* Waiver bait: With 88 players currently on the roster, the Rams have to cut 13 by Tuesday's first roster limit deadline. Here's a stab at predicting those unlucky 13: 1 – Tim Jenkins; 2 – Eric Stevens; 3 – Demetrius Fields; 4 – Emory Blake; 5 – Colby Prince; 6 – Graham Pocic; 7 – Sean Hooey (possible IR); 8 – Garrett Goebel; 9 – Joseph LeBeau; 10 – Andre Martin; 11 - Drew Thomas; 12 – Brett Baer; 13 – Jorgen Hus. Sammy Brown and Jabara Williams, who have both been injured all of camp and have gotten passed on the depth chart by undrafted rookies, look like juicy targets for the Turk as well.

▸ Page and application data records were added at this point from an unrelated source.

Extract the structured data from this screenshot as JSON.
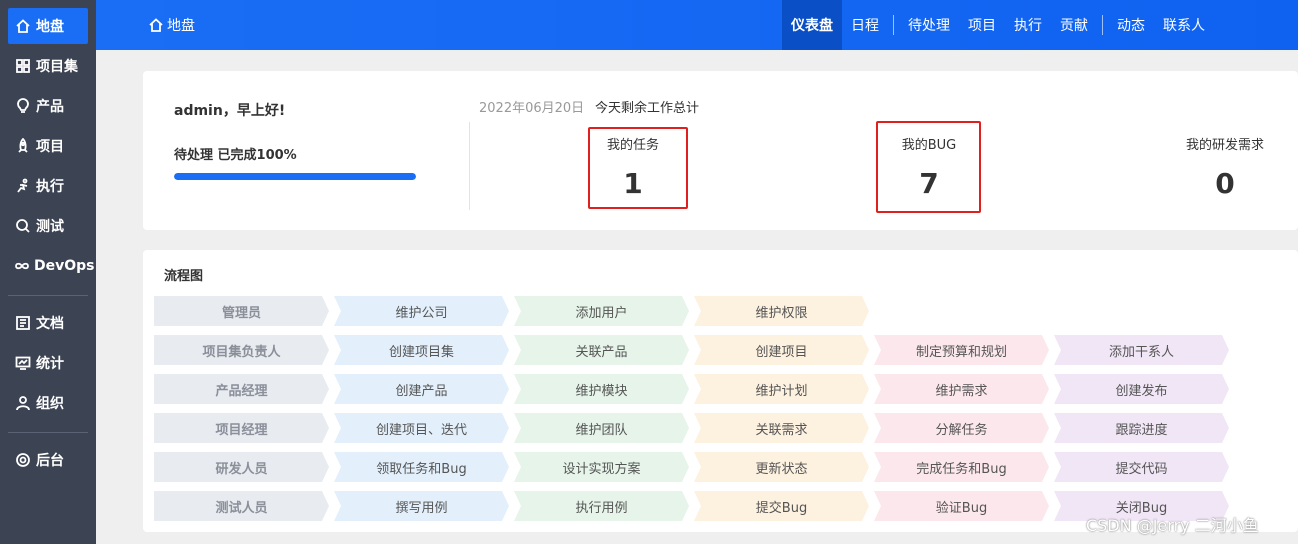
{
  "sidebar": {
    "items": [
      {
        "label": "地盘",
        "icon": "home-icon"
      },
      {
        "label": "项目集",
        "icon": "grid-icon"
      },
      {
        "label": "产品",
        "icon": "bulb-icon"
      },
      {
        "label": "项目",
        "icon": "rocket-icon"
      },
      {
        "label": "执行",
        "icon": "run-icon"
      },
      {
        "label": "测试",
        "icon": "search-test-icon"
      },
      {
        "label": "DevOps",
        "icon": "infinity-icon"
      },
      {
        "label": "文档",
        "icon": "doc-icon"
      },
      {
        "label": "统计",
        "icon": "monitor-icon"
      },
      {
        "label": "组织",
        "icon": "user-icon"
      },
      {
        "label": "后台",
        "icon": "gear-icon"
      }
    ]
  },
  "header": {
    "breadcrumb": "地盘",
    "nav": [
      "仪表盘",
      "日程",
      "待处理",
      "项目",
      "执行",
      "贡献",
      "动态",
      "联系人"
    ]
  },
  "summary": {
    "greeting": "admin，早上好!",
    "progress_label": "待处理 已完成100%",
    "progress_percent": 100,
    "date": "2022年06月20日",
    "work_total": "今天剩余工作总计",
    "stats": [
      {
        "label": "我的任务",
        "value": "1"
      },
      {
        "label": "我的BUG",
        "value": "7"
      },
      {
        "label": "我的研发需求",
        "value": "0"
      }
    ]
  },
  "flow": {
    "title": "流程图",
    "colors": [
      "#e8ebf0",
      "#e3f0fc",
      "#e6f4ea",
      "#fdf1e0",
      "#fce8ec",
      "#f1e6f6"
    ],
    "rows": [
      [
        "管理员",
        "维护公司",
        "添加用户",
        "维护权限"
      ],
      [
        "项目集负责人",
        "创建项目集",
        "关联产品",
        "创建项目",
        "制定预算和规划",
        "添加干系人"
      ],
      [
        "产品经理",
        "创建产品",
        "维护模块",
        "维护计划",
        "维护需求",
        "创建发布"
      ],
      [
        "项目经理",
        "创建项目、迭代",
        "维护团队",
        "关联需求",
        "分解任务",
        "跟踪进度"
      ],
      [
        "研发人员",
        "领取任务和Bug",
        "设计实现方案",
        "更新状态",
        "完成任务和Bug",
        "提交代码"
      ],
      [
        "测试人员",
        "撰写用例",
        "执行用例",
        "提交Bug",
        "验证Bug",
        "关闭Bug"
      ]
    ]
  },
  "watermark": "CSDN @Jerry 二河小鱼"
}
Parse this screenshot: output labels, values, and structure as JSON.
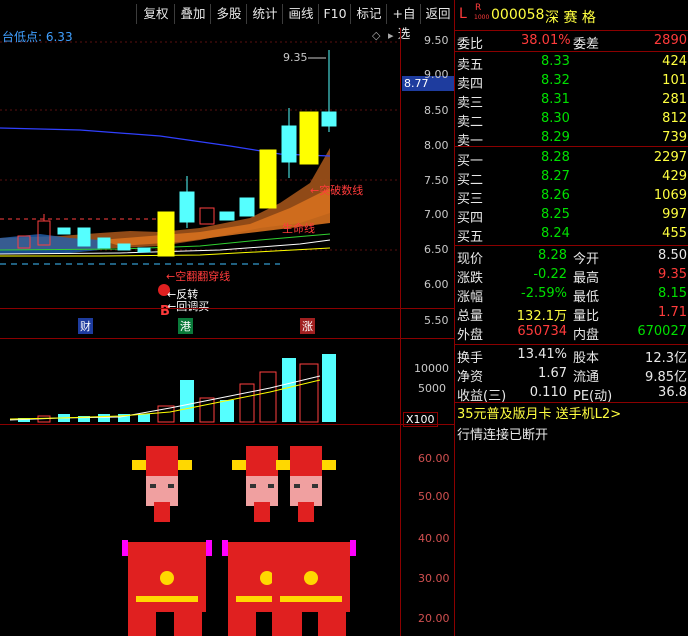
{
  "toolbar": {
    "buttons": [
      "复权",
      "叠加",
      "多股",
      "统计",
      "画线",
      "F10",
      "标记",
      "+自选",
      "返回"
    ]
  },
  "chart": {
    "low_label": "台低点: 6.33",
    "high_marker": "9.35",
    "current_price_tag": "8.77",
    "price_axis": [
      "9.50",
      "9.00",
      "8.50",
      "8.00",
      "7.50",
      "7.00",
      "6.50",
      "6.00",
      "5.50"
    ],
    "annotations": {
      "break_line": "←突破数线",
      "bull_line": "←生命线",
      "bull_label": "生命线",
      "cross_line": "←空翻翻穿线",
      "reversal": "←反转",
      "pullback": "←回调买",
      "b_mark": "B"
    },
    "tags": [
      "财",
      "港",
      "涨"
    ],
    "volume_axis": [
      "10000",
      "5000"
    ],
    "volume_unit": "X100",
    "sub_axis": [
      "60.00",
      "50.00",
      "40.00",
      "30.00",
      "20.00"
    ]
  },
  "stock": {
    "l_mark": "L",
    "r_mark": "R",
    "r_sub": "1000",
    "code": "000058",
    "name": "深 赛 格"
  },
  "orderbook": {
    "ratio_label": "委比",
    "ratio": "38.01%",
    "diff_label": "委差",
    "diff": "2890",
    "asks": [
      {
        "label": "卖五",
        "price": "8.33",
        "vol": "424"
      },
      {
        "label": "卖四",
        "price": "8.32",
        "vol": "101"
      },
      {
        "label": "卖三",
        "price": "8.31",
        "vol": "281"
      },
      {
        "label": "卖二",
        "price": "8.30",
        "vol": "812"
      },
      {
        "label": "卖一",
        "price": "8.29",
        "vol": "739"
      }
    ],
    "bids": [
      {
        "label": "买一",
        "price": "8.28",
        "vol": "2297"
      },
      {
        "label": "买二",
        "price": "8.27",
        "vol": "429"
      },
      {
        "label": "买三",
        "price": "8.26",
        "vol": "1069"
      },
      {
        "label": "买四",
        "price": "8.25",
        "vol": "997"
      },
      {
        "label": "买五",
        "price": "8.24",
        "vol": "455"
      }
    ]
  },
  "quote": [
    {
      "l1": "现价",
      "v1": "8.28",
      "l2": "今开",
      "v2": "8.50",
      "c1": "green",
      "c2": "white"
    },
    {
      "l1": "涨跌",
      "v1": "-0.22",
      "l2": "最高",
      "v2": "9.35",
      "c1": "green",
      "c2": "red"
    },
    {
      "l1": "涨幅",
      "v1": "-2.59%",
      "l2": "最低",
      "v2": "8.15",
      "c1": "green",
      "c2": "green"
    },
    {
      "l1": "总量",
      "v1": "132.1万",
      "l2": "量比",
      "v2": "1.71",
      "c1": "yellow",
      "c2": "red"
    },
    {
      "l1": "外盘",
      "v1": "650734",
      "l2": "内盘",
      "v2": "670027",
      "c1": "red",
      "c2": "green"
    }
  ],
  "fundamentals": [
    {
      "l1": "换手",
      "v1": "13.41%",
      "l2": "股本",
      "v2": "12.3亿"
    },
    {
      "l1": "净资",
      "v1": "1.67",
      "l2": "流通",
      "v2": "9.85亿"
    },
    {
      "l1": "收益(三)",
      "v1": "0.110",
      "l2": "PE(动)",
      "v2": "36.8"
    }
  ],
  "promo": "35元普及版月卡 送手机L2>",
  "status": "行情连接已断开"
}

Can't make the club in the tub!

* Who’s next?: The Rams' last chance for a preseason victory in 2013 may hinge on whether the Baltimore Ravens sit all their starters like they did when they played here last year. It's hard to suggest any real excitement about this game, because the Rams' goals for it should be to strengthen the unexciting parts of their game, rushing offense and defense. The only goal besides that should be to come out of the Dome with no significant injuries, unlike opening week opponent Arizona, who have lost #1 draft pick Jonathan Cooper for the season. Preseason can be a baffling, frustrating exercise. No one's really going to know if the Rams are ready for Arizona, or vice versa, until the teams actually line up against each other.

-- Mike
Game stats from nfl.com